This course will introduce skills required to organize equine events, such as horse shows, clinics and conferences. Major topics include event planning, budgeting, promotions, sponsorship, managing event staff and volunteers, legacies and environmental impacts of events. Required activities outside of regularly scheduled class hours will be assigned. Students will assist in the planning and staging of equine events either on or off campus.
This course introduces students to the design, development and management of an equine facility. Aspects of the building, renovating and management of horse facilities including site planning and interior design are presented. Special consideration is given to environmental control, waste management and environmental stewardship. Management topics include theoretical and practical skills, interacting with people, recruiting, supervising, motivating, training employees, effective listening, dealing with difficult people, group dynamics and leadership.
This course discusses selected current global, national and regional issues in the horse industry. Analysis of strengths, weaknesses, opportunities and threats are applied to controversial issues in classroom discussions and reflective critical thinking.
In this 10-day field course, students will tour a selected area, visiting premier equine educational and industry locations managed by elite professionals. Students are exposed to a broad, high caliber learning experience from a variety of industry operations, providing a catalyst for future courses in the BBRM degree program. An additional fee will be assessed per student to cover the cost of transportation and accommodation. This course must be recorded as part of your Fall course selection and tuition and compulsory fees will be calculated accordingly. Contact course instructor during the preceding March course selection period.

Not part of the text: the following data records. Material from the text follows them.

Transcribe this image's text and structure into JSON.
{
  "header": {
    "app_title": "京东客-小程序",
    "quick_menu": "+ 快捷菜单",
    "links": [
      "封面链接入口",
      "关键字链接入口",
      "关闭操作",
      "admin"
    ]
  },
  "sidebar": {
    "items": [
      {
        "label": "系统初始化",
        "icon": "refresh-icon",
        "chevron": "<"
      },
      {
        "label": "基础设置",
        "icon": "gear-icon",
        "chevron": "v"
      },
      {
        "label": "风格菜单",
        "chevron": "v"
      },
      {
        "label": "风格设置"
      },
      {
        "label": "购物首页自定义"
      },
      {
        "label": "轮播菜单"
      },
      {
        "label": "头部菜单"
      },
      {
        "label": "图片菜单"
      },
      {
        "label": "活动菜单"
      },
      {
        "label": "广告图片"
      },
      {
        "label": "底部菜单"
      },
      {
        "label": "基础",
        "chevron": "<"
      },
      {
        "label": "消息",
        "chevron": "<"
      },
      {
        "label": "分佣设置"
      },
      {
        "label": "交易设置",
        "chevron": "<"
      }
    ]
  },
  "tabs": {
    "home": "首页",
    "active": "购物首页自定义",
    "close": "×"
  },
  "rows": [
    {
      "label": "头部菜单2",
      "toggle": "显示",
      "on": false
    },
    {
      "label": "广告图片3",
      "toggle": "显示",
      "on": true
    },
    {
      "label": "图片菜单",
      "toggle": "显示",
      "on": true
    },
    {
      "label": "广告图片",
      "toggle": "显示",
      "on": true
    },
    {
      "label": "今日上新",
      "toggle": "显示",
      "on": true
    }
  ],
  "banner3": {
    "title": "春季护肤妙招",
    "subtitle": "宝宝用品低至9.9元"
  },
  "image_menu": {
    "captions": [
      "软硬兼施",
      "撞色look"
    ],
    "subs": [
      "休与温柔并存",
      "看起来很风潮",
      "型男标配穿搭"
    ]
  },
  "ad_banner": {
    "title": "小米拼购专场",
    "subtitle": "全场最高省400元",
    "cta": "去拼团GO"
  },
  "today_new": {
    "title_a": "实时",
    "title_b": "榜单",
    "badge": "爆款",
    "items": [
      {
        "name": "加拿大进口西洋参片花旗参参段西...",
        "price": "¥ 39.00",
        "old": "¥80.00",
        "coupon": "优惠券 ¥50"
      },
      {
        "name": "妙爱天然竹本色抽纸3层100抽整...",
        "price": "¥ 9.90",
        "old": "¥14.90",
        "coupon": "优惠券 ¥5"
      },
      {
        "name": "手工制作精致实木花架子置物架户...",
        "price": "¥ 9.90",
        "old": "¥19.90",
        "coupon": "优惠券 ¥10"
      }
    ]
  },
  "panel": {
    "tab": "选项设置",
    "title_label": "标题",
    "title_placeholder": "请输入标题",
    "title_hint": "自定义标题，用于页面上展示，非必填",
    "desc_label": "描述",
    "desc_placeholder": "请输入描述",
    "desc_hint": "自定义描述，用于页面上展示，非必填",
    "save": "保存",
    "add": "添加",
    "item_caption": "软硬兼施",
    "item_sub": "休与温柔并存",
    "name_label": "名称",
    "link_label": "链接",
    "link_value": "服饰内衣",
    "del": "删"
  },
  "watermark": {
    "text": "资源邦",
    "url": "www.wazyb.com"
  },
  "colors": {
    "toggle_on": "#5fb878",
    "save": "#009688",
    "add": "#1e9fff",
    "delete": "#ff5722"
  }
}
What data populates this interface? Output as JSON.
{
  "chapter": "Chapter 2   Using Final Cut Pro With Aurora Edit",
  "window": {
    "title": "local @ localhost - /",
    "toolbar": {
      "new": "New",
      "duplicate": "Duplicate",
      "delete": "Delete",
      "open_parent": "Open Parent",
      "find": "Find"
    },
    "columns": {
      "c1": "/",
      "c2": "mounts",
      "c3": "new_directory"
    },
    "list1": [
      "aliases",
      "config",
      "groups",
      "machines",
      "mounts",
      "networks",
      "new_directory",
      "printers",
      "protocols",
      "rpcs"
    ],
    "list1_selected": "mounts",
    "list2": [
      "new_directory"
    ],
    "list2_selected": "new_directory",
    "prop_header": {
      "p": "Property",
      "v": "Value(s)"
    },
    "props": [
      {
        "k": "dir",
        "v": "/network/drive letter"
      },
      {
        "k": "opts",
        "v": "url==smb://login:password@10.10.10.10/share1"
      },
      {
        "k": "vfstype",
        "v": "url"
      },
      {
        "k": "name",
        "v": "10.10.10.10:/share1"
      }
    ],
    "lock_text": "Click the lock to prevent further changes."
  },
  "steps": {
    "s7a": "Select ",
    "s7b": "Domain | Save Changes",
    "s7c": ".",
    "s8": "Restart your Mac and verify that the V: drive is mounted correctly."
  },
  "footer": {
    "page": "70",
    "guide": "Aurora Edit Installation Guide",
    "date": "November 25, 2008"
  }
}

Students will develop a solid foundation in reproductive endocrinology and physiology in the stallion and the mare, emphasis on physiology, breeding management and recognition of common reproductive problems in stallion, mare or foal. Practical experience includes dissection of reproductive tracts, semen collection and evaluation.
This course asks the equine student to apply principles of management to knowledge of the equine industry, equine facility design, biological systems and equine anatomy and physiology. The role of management in the optimization of the health of the horse is critical to success in the industry. Fundamental principles of horse health will be introduced including important indicators of individual and herd health, record keeping and the role of management in disease causation. Application of current, scientifically based management principles and techniques will ask the student to develop both proactive and reactive decision making skills in the context of equine health management.

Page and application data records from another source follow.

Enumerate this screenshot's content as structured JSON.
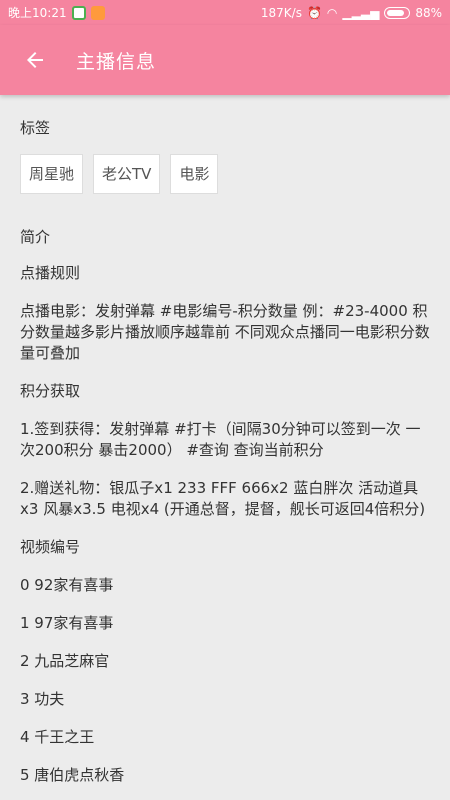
{
  "status_bar": {
    "time": "晚上10:21",
    "speed": "187K/s",
    "battery": "88%",
    "battery_level": 0.88,
    "icons": [
      "app-icon-1",
      "app-icon-2",
      "alarm-icon",
      "wifi-icon",
      "signal-icon",
      "battery-icon"
    ]
  },
  "appbar": {
    "title": "主播信息",
    "back_icon": "arrow-left-icon",
    "color": "#f5849f"
  },
  "tags_section": {
    "label": "标签",
    "tags": [
      "周星驰",
      "老公TV",
      "电影"
    ]
  },
  "intro": {
    "title": "简介",
    "paragraphs": [
      "点播规则",
      "点播电影：发射弹幕 #电影编号-积分数量 例：#23-4000 积分数量越多影片播放顺序越靠前 不同观众点播同一电影积分数量可叠加",
      "积分获取",
      "1.签到获得：发射弹幕 #打卡（间隔30分钟可以签到一次 一次200积分 暴击2000） #查询 查询当前积分",
      "2.赠送礼物：银瓜子x1  233 FFF 666x2  蓝白胖次 活动道具x3  风暴x3.5 电视x4 (开通总督，提督，舰长可返回4倍积分)",
      "视频编号"
    ],
    "videos": [
      "0 92家有喜事",
      "1 97家有喜事",
      "2 九品芝麻官",
      "3 功夫",
      "4 千王之王",
      "5 唐伯虎点秋香"
    ]
  }
}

This course considers the conversion of absorbed nutrients into metabolic fuels and the use of these substrates for work and heat production in horses. Practical application of theoretical knowledge develops an understanding for the basic physiological principles of muscle contraction and fatigue, thermoregulation, and energy utilization under differing exercise intensities, and how these principles can be applied to differential training strategies for equine athletes.
This course focuses on the nutrition of horses at peak levels of performance or endurance. The use of real-world, case-study scenarios allows for the evaluation of practical feeding programs across a range of equine performance situations.
This seminar course integrates discussion on selected current global, national and regional issues in the equine industry, building upon knowledge gained in earlier courses. Current issues in the equine industry will be examined through debate and discussion.
This course facilitates education, communication and an exchange of ideas between students and equine businesses to enhance the development of the equine industry and its leaders. Student teams work together with an existing equine enterprise to develop and carry out a hands-on research project that is of benefit to the business owner. Students apply the knowledge gained in preceding courses in a holistic approach to the project as a culmination of their learning.